- To do:
From the first line to the last, restate the data word for word.

━━━━━ Input data ━━━━━

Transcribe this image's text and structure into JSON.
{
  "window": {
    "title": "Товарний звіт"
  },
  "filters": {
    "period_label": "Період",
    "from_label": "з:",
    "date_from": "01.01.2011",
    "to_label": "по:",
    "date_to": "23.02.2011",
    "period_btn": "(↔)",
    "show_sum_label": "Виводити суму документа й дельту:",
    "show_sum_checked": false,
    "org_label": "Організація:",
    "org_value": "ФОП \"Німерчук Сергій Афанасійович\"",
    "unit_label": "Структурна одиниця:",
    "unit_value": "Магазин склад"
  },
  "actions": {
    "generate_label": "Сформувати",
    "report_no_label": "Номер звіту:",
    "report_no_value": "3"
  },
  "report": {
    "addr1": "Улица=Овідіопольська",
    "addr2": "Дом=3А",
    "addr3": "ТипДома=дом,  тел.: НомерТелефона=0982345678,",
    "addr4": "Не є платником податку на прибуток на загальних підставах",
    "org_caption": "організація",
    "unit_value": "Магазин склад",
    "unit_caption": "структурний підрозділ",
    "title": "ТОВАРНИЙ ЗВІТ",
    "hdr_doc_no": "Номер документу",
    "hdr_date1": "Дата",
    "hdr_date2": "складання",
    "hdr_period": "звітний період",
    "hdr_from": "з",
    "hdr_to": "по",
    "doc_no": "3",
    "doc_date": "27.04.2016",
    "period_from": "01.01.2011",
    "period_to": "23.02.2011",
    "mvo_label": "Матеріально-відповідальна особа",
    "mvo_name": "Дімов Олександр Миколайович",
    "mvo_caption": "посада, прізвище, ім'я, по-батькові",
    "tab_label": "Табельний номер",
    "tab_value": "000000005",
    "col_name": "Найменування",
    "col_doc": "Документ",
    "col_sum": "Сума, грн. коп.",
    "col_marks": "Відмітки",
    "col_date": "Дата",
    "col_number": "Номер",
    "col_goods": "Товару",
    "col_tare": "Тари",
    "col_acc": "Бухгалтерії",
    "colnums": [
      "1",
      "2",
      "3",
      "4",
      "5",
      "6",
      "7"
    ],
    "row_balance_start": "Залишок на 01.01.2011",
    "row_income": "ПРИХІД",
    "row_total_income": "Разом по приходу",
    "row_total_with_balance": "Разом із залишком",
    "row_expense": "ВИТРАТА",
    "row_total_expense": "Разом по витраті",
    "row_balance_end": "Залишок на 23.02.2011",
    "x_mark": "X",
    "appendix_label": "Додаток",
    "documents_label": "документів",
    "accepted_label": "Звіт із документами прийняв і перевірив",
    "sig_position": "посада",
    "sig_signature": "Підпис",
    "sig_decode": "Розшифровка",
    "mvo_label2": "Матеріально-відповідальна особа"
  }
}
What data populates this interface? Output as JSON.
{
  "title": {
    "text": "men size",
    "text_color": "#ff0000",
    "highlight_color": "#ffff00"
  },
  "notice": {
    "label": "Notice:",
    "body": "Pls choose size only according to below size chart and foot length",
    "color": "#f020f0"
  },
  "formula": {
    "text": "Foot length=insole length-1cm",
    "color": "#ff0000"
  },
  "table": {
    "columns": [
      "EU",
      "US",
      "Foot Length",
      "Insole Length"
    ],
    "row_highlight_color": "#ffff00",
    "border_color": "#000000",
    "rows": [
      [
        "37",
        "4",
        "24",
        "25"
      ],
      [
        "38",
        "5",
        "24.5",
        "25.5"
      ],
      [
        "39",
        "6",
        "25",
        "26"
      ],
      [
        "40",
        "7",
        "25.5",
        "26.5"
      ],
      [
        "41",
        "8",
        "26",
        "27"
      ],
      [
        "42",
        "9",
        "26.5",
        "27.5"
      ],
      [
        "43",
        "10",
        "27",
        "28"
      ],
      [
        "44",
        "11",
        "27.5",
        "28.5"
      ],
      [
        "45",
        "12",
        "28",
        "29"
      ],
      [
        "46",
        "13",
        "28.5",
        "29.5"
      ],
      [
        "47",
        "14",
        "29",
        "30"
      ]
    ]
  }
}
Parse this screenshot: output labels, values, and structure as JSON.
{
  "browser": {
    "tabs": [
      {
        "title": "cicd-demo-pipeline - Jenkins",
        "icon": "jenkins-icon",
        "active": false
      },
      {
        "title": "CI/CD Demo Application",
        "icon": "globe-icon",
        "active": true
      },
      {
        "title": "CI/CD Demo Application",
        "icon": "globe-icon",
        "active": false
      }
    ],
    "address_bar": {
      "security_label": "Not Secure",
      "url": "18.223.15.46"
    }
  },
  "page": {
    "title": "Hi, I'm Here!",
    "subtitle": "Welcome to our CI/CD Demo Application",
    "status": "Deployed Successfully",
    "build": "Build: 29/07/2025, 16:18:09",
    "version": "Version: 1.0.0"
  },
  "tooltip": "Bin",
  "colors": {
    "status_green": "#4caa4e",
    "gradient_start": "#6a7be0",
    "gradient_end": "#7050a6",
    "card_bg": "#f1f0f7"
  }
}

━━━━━

- Problem solution:
Transcribe this image's text and structure into JSON.
{
  "window": {
    "title": "Товарний звіт"
  },
  "filters": {
    "period_label": "Період",
    "from_label": "з:",
    "date_from": "01.01.2011",
    "to_label": "по:",
    "date_to": "23.02.2011",
    "period_btn": "(↔)",
    "show_sum_label": "Виводити суму документа й дельту:",
    "show_sum_checked": false,
    "org_label": "Організація:",
    "org_value": "ФОП \"Німерчук Сергій Афанасійович\"",
    "unit_label": "Структурна одиниця:",
    "unit_value": "Магазин склад"
  },
  "actions": {
    "generate_label": "Сформувати",
    "report_no_label": "Номер звіту:",
    "report_no_value": "3"
  },
  "report": {
    "addr1": "Улица=Овідіопольська",
    "addr2": "Дом=3А",
    "addr3": "ТипДома=дом,  тел.: НомерТелефона=0982345678,",
    "addr4": "Не є платником податку на прибуток на загальних підставах",
    "org_caption": "організація",
    "unit_value": "Магазин склад",
    "unit_caption": "структурний підрозділ",
    "title": "ТОВАРНИЙ ЗВІТ",
    "hdr_doc_no": "Номер документу",
    "hdr_date1": "Дата",
    "hdr_date2": "складання",
    "hdr_period": "звітний період",
    "hdr_from": "з",
    "hdr_to": "по",
    "doc_no": "3",
    "doc_date": "27.04.2016",
    "period_from": "01.01.2011",
    "period_to": "23.02.2011",
    "mvo_label": "Матеріально-відповідальна особа",
    "mvo_name": "Дімов Олександр Миколайович",
    "mvo_caption": "посада, прізвище, ім'я, по-батькові",
    "tab_label": "Табельний номер",
    "tab_value": "000000005",
    "col_name": "Найменування",
    "col_doc": "Документ",
    "col_sum": "Сума, грн. коп.",
    "col_marks": "Відмітки",
    "col_date": "Дата",
    "col_number": "Номер",
    "col_goods": "Товару",
    "col_tare": "Тари",
    "col_acc": "Бухгалтерії",
    "colnums": [
      "1",
      "2",
      "3",
      "4",
      "5",
      "6",
      "7"
    ],
    "row_balance_start": "Залишок на 01.01.2011",
    "row_income": "ПРИХІД",
    "row_total_income": "Разом по приходу",
    "row_total_with_balance": "Разом із залишком",
    "row_expense": "ВИТРАТА",
    "row_total_expense": "Разом по витраті",
    "row_balance_end": "Залишок на 23.02.2011",
    "x_mark": "X",
    "appendix_label": "Додаток",
    "documents_label": "документів",
    "accepted_label": "Звіт із документами прийняв і перевірив",
    "sig_position": "посада",
    "sig_signature": "Підпис",
    "sig_decode": "Розшифровка",
    "mvo_label2": "Матеріально-відповідальна особа"
  }
}
What data populates this interface? Output as JSON.
{
  "title": {
    "text": "men size",
    "text_color": "#ff0000",
    "highlight_color": "#ffff00"
  },
  "notice": {
    "label": "Notice:",
    "body": "Pls choose size only according to below size chart and foot length",
    "color": "#f020f0"
  },
  "formula": {
    "text": "Foot length=insole length-1cm",
    "color": "#ff0000"
  },
  "table": {
    "columns": [
      "EU",
      "US",
      "Foot Length",
      "Insole Length"
    ],
    "row_highlight_color": "#ffff00",
    "border_color": "#000000",
    "rows": [
      [
        "37",
        "4",
        "24",
        "25"
      ],
      [
        "38",
        "5",
        "24.5",
        "25.5"
      ],
      [
        "39",
        "6",
        "25",
        "26"
      ],
      [
        "40",
        "7",
        "25.5",
        "26.5"
      ],
      [
        "41",
        "8",
        "26",
        "27"
      ],
      [
        "42",
        "9",
        "26.5",
        "27.5"
      ],
      [
        "43",
        "10",
        "27",
        "28"
      ],
      [
        "44",
        "11",
        "27.5",
        "28.5"
      ],
      [
        "45",
        "12",
        "28",
        "29"
      ],
      [
        "46",
        "13",
        "28.5",
        "29.5"
      ],
      [
        "47",
        "14",
        "29",
        "30"
      ]
    ]
  }
}
Parse this screenshot: output labels, values, and structure as JSON.
{
  "browser": {
    "tabs": [
      {
        "title": "cicd-demo-pipeline - Jenkins",
        "icon": "jenkins-icon",
        "active": false
      },
      {
        "title": "CI/CD Demo Application",
        "icon": "globe-icon",
        "active": true
      },
      {
        "title": "CI/CD Demo Application",
        "icon": "globe-icon",
        "active": false
      }
    ],
    "address_bar": {
      "security_label": "Not Secure",
      "url": "18.223.15.46"
    }
  },
  "page": {
    "title": "Hi, I'm Here!",
    "subtitle": "Welcome to our CI/CD Demo Application",
    "status": "Deployed Successfully",
    "build": "Build: 29/07/2025, 16:18:09",
    "version": "Version: 1.0.0"
  },
  "tooltip": "Bin",
  "colors": {
    "status_green": "#4caa4e",
    "gradient_start": "#6a7be0",
    "gradient_end": "#7050a6",
    "card_bg": "#f1f0f7"
  }
}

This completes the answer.